In this special financing, no one loses. The auto dealer earns the same amount as he would selling the car, except that he’ll be getting the complete payment after an extended period. The buyer buys the car at the same price but pays by installment.
Is Zero Car Financing a Good Deal?
But, if you want to buy a new car and it’s not within your budget, you can settle for the special financing option. Most of all, don’t jump on the offer because it’s readily available; make some findings and be sure it’s the best you can rely on.
Am I Eligible for the Zero Percent Car Financing Deal?
Most importantly, ensure you understand and accept the terms and conditions of the deal, including the penalty for missing a payment, before appending your signature on any document. Fortunately, there are other car financing deals to consider if you’re not eligible for the zero percent financing offer.
What Do I Do When I Get a Zero Percent Finance Deal?
Additionally, check the contract for any additional costs. Compare the total cost of your zero-percent financing deal with other finance deals in the automotive market. Never settle for the deal if it doesn’t fit your budget.
Before settling for a zero percent auto car deal, the best thing to do is to compare its cost with borrowing from an outside lender or opting for cash rebates.
In some cases, you may not be saving, in the real sense, when you settle for the no-interest offer.
However, there are situations when zero percent financing is the best option.
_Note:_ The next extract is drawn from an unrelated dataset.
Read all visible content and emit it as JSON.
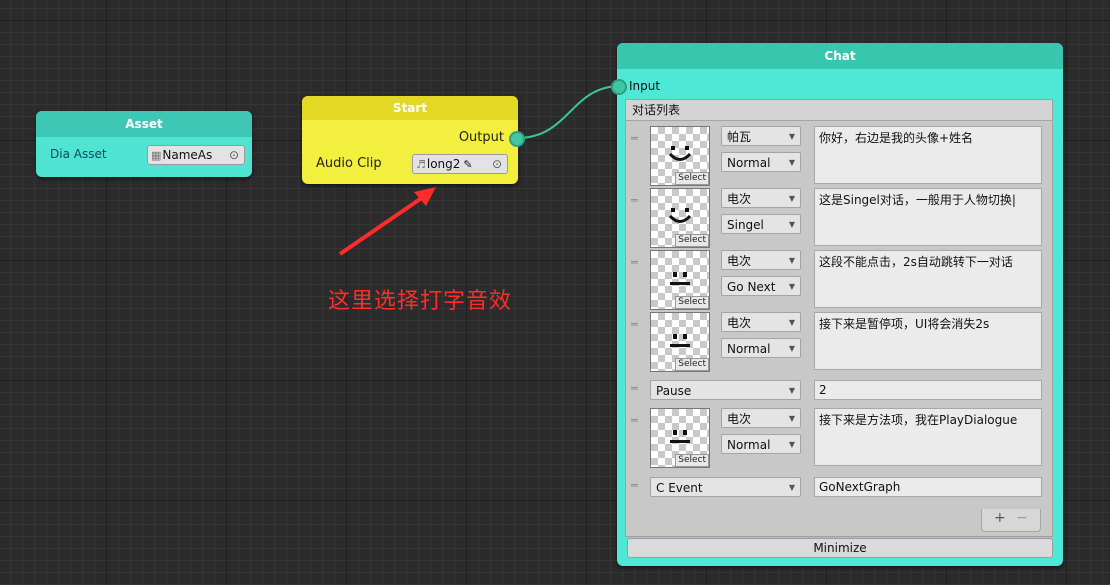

Make sure to cross-check your credit report before requesting this financing deal, so you don’t get disqualified.
You’ll be helping yourself if you search for a list of current auto loan rates and confirm whether the zero percent interest won’t strain your budget in the long run.